My 'starter' starter had everything I liked; smoked salmon, prawns and potato rosti - although I wasn't sure if the rosti worked that well. The fish and mayo alone were quite sufficient.
P's warm crab cake with lemon and chilli tartar (£5.70) continued the fishy theme and was the more successful of the two starters - at least for me. Crab can be such an overwhelming flavour, but here there was just the right proportion of crab meat to potato, although P would have preferred a little more crab.
My main course 'starter' consisted of pieces of cod, marinated in spices to give it a tandoori look, then threaded on to a skewer. Just enough pieces to make a bracelet rather than a necklace and it was gone in a jiffy.
It had a lovely, delicate flavour, but was a bit on the dry side, so I had to have a few extra slugs of wine to help it on its way.
But that was no hardship. The French house wine was good and excellent value at £8.45 a bottle, red or white. The beer apparently, was even better.
'Timothy Taylor and Flowers Original - two of my favourites and they have guest beers on from time to time,' said P, with authority.
I was too busy returning a stranger's smile to comment. 'I think that chap at the bar just said hello. I don't know him, do you?'
But P didn't look round. He was concentrating on his half crispy roast duckling, with Morello cherry and Cox's apple compote (£11.90), which came with a dish of perfectly cooked vegetables; courgettes, carrots, new potatoes and sugar snap peas.
I had one of those 'I wished I'd ordered that' moments and even more so after I'd tasted it. Incidentally, why is it when you eat duck in a restaurant there's always much more meat on it than when you cook it at home? Do they send the skinny ducks to the butchers and all the fat ones to commercial establishments?
As this was an informal place, P sat beside me while we chose dessert and we took the opportunity to observe other diners, some of whom had a rather outré fashion sense.
'Quirky,' I said, charitably.
'Charity shop,' said P, cruelly.
We listened as she read the dessert choices out loud from the board next to us, marvelling at the floral blouse, stripy trousers and Ugg boots ensemble.
But I'd already made up my mind. Duo of raspberry and Baileys brûlée please, while P chose rhubarb and cinnamon cheesecake.
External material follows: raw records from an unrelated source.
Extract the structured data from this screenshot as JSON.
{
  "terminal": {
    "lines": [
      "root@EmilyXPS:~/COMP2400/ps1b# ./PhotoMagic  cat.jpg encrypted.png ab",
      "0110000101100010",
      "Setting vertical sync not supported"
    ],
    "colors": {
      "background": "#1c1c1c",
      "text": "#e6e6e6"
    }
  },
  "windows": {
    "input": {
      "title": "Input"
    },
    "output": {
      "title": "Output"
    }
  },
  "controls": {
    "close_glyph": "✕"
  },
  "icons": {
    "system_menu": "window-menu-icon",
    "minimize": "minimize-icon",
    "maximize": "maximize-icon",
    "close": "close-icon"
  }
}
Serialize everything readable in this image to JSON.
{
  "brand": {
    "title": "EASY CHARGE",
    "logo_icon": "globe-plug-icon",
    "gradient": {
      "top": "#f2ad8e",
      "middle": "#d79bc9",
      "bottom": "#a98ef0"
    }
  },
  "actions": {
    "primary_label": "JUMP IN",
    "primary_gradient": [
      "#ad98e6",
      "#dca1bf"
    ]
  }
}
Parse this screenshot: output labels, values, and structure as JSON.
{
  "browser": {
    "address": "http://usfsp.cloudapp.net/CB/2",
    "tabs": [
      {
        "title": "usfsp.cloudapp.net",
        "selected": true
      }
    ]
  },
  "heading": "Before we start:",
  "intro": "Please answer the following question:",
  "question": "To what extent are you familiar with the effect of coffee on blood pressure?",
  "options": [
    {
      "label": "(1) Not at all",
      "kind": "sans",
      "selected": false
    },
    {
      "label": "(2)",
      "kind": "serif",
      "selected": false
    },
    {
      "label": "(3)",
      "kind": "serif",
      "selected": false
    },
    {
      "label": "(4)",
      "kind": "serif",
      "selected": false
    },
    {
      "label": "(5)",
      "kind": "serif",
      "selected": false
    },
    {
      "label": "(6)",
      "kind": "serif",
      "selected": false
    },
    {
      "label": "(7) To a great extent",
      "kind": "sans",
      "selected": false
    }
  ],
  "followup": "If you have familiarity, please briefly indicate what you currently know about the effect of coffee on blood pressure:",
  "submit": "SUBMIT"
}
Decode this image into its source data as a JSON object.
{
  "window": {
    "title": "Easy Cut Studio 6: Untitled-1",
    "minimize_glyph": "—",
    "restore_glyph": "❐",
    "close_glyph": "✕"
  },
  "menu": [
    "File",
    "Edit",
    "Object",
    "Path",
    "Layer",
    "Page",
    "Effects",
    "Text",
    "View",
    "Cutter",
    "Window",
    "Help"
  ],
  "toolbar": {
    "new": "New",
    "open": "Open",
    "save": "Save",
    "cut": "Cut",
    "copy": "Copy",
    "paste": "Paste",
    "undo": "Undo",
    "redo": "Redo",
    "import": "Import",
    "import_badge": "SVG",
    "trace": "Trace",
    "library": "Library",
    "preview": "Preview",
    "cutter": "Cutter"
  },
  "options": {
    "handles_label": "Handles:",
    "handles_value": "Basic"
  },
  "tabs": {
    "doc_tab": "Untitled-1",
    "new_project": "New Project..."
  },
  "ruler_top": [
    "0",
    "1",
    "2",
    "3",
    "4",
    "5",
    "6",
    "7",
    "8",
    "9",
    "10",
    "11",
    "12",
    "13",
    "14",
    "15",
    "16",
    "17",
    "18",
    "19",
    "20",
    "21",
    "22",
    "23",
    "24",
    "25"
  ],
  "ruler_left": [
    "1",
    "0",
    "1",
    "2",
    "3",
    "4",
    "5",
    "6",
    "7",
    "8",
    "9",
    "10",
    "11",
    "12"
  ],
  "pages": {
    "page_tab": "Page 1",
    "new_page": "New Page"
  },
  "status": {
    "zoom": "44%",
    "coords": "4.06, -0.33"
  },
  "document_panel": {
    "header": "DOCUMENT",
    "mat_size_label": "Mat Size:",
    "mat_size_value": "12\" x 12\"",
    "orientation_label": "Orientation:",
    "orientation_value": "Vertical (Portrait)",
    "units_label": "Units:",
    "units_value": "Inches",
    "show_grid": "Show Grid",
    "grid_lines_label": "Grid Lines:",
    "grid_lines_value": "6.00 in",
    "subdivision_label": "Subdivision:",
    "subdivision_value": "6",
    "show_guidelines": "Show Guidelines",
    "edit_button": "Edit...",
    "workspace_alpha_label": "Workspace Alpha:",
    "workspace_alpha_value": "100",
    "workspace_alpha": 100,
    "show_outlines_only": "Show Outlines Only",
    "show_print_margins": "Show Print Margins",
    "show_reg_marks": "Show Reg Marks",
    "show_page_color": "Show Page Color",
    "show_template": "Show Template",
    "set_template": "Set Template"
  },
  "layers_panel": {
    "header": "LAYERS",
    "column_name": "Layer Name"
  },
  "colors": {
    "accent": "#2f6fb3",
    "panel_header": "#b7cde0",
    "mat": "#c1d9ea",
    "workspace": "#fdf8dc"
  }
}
Both were homemade (as are all the desserts) and presented fetchingly on large plates with artful dribbles of crème anglais and spun sugar 'hats' set at jaunty angles. (I'm sure it won't be long before there's a college course in pudding presentation, with The Bird in Hand just one of many Chester establishments gaining a distinction.)
They both tasted as good as they looked, but I'm afraid I can't report how much they cost. I was so swift to order, I forgot to ask.
'They do steak nights apparently,' I said, as we settled the bill.
'I know,' said P, nodding at another stranger on the other side of the bar.
And then the penny dropped. 'You've been here before, haven't you?'
'Every Friday, while waiting for our son to finish Junior Club,' he said, which by my reckoning (once a week for two years) makes him a regular.
So then, there must be a fourth category of pub - one where everyone knows your husband's name, but nobody knows yours. And with that, the barmaid announced it was lovely to meet me 'at long last'.
Location: Church Lane, Guilden Sutton, Chester CH3 7EW. Telephone 300341 - it is usually advisable to book.
Open for lunch and dinner every day, except Tuesday.
Price: About £50 for two, for three courses, a pint of Timothy Taylor and a bottle of house wine.
Best thing: The choice - there really is something to suit everyone's taste.
Worst thing: The 1980s-style decor is looking a little tired.
Would suit: Regular diners-out who would like something different every night of the week.